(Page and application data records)
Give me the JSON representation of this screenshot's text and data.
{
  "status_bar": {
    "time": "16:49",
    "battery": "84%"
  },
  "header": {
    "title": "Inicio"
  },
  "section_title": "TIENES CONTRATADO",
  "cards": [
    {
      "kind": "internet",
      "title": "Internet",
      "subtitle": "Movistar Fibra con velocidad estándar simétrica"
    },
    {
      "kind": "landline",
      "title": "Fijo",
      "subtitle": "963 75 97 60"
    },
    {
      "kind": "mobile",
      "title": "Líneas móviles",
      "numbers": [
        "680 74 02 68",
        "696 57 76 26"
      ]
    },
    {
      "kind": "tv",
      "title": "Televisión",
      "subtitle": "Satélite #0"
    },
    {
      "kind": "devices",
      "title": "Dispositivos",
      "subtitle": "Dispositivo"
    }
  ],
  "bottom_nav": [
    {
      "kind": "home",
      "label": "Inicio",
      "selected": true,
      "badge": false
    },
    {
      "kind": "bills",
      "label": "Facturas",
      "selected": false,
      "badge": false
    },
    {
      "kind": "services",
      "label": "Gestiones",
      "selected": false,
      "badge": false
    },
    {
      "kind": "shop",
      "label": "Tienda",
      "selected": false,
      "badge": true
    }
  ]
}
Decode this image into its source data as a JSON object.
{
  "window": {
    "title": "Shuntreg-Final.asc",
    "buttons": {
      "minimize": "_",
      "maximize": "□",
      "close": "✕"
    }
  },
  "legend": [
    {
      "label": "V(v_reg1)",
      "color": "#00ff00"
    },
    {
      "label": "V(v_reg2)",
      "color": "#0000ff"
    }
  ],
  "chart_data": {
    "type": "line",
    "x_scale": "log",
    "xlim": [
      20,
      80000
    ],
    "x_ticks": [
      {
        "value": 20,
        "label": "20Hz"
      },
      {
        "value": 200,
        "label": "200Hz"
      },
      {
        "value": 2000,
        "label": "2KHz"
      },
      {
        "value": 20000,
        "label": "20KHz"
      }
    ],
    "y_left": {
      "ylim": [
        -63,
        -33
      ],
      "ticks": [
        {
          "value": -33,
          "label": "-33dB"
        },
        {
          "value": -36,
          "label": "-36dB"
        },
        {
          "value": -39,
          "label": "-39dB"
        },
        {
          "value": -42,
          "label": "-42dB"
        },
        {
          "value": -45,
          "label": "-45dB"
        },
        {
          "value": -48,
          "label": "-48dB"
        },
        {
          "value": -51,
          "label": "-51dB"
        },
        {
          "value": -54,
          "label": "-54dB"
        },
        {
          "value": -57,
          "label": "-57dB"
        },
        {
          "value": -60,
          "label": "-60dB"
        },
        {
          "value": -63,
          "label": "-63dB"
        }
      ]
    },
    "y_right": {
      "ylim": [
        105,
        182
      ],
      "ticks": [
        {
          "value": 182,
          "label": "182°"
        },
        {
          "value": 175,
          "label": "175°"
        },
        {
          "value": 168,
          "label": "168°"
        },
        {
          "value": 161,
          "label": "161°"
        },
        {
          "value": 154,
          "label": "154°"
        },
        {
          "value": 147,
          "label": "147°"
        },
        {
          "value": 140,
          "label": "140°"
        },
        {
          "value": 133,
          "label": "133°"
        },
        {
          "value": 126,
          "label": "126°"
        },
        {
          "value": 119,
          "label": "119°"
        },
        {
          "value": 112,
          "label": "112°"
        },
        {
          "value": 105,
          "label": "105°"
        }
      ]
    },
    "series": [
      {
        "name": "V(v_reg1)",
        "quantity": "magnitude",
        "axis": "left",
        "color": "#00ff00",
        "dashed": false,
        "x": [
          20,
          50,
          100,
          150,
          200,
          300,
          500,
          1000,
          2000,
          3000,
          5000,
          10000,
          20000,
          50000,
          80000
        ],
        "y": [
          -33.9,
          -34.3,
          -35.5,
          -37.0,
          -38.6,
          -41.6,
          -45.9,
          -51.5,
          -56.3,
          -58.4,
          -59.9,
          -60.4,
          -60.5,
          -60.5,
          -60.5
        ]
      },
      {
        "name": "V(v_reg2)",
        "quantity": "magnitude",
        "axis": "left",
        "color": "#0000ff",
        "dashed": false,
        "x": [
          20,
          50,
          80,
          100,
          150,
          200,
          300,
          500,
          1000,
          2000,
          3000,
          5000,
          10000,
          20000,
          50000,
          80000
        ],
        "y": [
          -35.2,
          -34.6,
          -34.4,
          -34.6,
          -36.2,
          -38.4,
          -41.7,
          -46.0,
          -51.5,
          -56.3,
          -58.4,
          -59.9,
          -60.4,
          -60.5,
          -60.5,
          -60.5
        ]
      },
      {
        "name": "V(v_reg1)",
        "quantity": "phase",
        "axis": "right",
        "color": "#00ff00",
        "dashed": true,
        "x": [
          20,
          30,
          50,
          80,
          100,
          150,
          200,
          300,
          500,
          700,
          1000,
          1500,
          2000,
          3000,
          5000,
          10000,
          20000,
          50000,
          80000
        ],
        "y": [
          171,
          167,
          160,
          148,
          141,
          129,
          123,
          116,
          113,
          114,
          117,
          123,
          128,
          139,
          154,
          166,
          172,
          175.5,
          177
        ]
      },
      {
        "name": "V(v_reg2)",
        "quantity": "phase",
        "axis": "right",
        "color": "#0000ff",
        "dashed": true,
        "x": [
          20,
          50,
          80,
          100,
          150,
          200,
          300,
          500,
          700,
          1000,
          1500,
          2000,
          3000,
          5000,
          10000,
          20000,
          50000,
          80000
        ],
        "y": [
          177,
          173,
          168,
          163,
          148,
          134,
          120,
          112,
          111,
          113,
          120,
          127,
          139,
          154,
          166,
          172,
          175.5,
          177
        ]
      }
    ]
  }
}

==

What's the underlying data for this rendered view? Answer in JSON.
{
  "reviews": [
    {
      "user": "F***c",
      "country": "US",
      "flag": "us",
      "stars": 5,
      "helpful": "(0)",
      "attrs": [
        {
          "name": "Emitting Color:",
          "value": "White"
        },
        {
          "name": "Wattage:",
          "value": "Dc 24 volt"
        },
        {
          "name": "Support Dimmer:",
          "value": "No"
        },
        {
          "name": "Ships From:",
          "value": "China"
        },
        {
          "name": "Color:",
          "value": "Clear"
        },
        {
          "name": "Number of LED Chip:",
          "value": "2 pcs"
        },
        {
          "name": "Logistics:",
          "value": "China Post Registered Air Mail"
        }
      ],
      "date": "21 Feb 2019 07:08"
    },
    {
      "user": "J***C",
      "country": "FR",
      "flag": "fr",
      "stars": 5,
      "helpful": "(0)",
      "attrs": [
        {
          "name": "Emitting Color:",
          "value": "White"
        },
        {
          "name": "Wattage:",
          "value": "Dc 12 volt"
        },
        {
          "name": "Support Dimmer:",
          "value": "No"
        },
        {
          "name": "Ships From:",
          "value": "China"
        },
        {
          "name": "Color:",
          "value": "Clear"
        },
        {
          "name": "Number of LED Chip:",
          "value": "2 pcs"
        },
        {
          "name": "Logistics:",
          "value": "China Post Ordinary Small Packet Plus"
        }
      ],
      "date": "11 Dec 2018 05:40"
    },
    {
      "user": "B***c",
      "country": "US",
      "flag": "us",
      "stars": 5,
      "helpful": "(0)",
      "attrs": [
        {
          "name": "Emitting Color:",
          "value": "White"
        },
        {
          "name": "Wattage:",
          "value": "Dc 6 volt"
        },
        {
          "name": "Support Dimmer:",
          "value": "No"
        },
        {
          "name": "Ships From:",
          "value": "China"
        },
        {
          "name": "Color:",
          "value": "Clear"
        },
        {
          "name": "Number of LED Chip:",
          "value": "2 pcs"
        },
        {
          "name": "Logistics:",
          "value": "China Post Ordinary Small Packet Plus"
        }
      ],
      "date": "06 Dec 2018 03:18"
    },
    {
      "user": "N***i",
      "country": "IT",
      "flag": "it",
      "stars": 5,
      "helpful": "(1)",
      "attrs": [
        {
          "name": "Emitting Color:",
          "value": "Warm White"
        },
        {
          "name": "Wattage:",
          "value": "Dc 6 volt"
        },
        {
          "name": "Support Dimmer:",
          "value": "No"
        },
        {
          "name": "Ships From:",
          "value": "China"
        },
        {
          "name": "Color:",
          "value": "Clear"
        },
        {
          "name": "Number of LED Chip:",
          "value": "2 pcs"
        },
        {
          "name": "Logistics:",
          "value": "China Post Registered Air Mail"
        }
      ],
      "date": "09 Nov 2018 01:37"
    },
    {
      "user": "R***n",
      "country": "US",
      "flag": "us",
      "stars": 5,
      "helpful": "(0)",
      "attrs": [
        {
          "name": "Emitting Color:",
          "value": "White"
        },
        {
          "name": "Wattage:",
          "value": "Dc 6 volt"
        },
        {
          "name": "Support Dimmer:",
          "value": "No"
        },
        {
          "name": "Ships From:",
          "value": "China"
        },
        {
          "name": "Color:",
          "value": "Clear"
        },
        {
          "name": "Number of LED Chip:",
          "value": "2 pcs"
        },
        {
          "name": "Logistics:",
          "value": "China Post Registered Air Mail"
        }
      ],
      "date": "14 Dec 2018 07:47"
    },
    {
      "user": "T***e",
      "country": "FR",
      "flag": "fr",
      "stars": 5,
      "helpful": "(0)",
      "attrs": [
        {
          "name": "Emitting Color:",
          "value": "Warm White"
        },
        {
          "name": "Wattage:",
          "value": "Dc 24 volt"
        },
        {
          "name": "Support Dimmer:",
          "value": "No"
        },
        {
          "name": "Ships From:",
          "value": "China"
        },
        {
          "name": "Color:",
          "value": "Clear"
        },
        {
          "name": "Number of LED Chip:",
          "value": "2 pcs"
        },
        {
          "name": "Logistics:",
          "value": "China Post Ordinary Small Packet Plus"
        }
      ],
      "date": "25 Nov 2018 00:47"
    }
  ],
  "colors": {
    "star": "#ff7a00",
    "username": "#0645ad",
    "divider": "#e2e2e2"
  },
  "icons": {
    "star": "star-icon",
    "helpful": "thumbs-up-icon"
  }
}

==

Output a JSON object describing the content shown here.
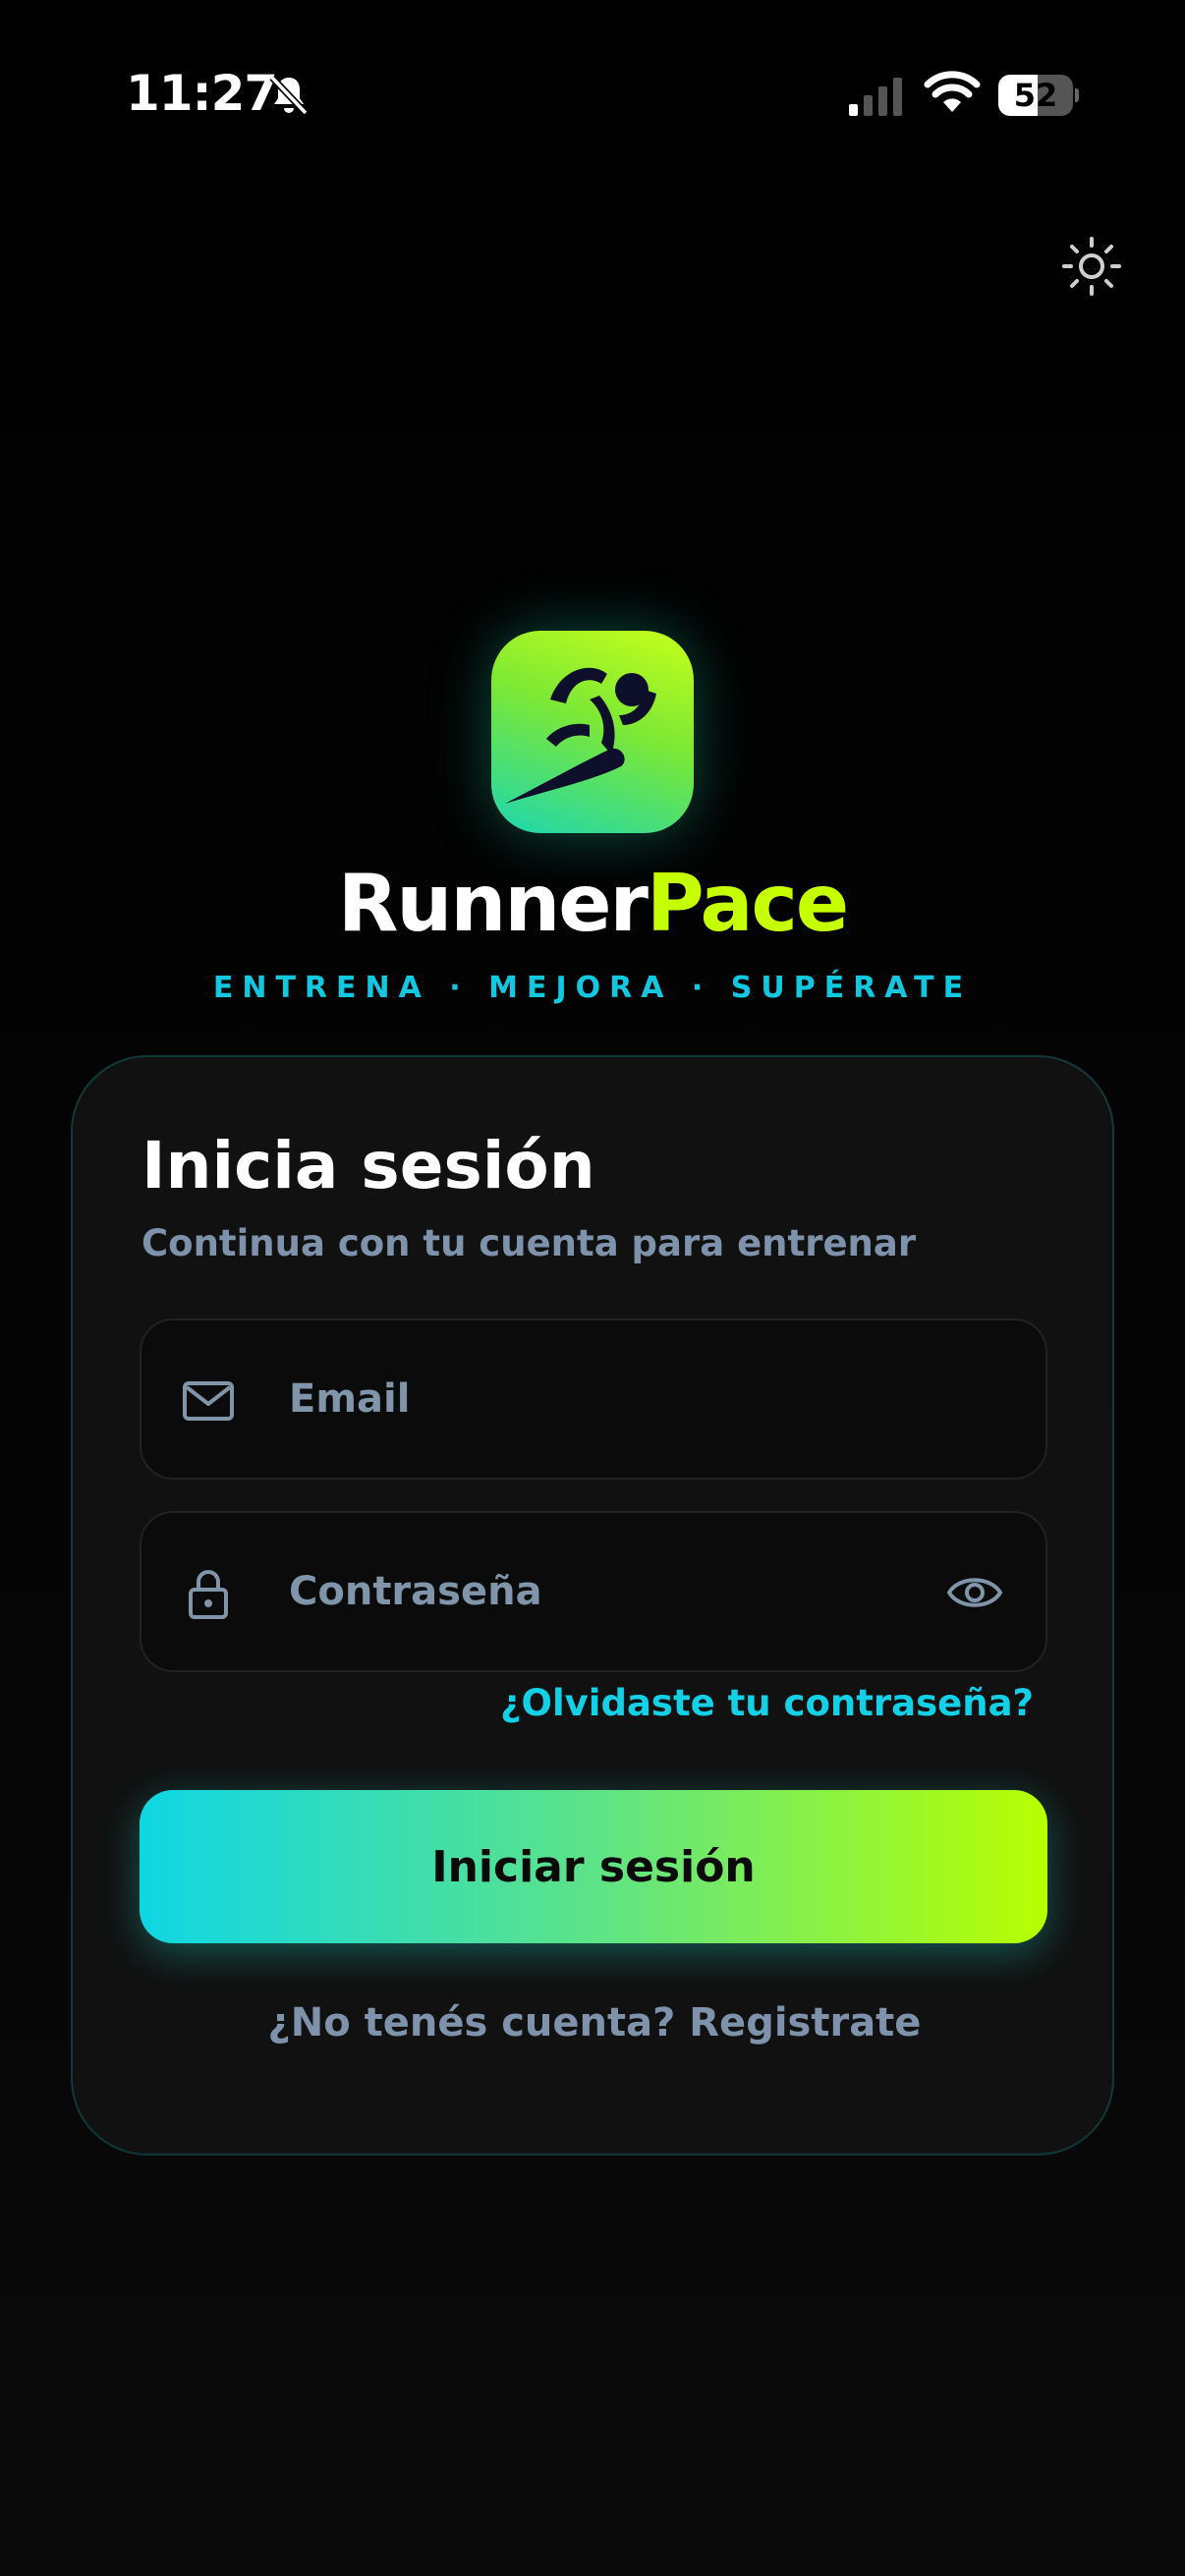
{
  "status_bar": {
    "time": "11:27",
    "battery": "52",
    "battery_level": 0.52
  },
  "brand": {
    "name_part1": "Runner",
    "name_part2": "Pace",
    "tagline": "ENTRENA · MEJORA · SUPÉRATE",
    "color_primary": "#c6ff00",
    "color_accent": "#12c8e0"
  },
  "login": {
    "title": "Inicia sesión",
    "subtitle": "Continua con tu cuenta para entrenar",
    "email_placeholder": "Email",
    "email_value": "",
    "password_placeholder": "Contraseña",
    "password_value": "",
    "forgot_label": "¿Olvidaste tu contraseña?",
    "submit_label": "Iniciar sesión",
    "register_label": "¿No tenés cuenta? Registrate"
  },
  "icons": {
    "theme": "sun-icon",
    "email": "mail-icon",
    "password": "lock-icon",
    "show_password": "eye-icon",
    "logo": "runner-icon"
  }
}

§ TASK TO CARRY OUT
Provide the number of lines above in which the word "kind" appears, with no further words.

§ RESULT FOR THIS EXERCISE
9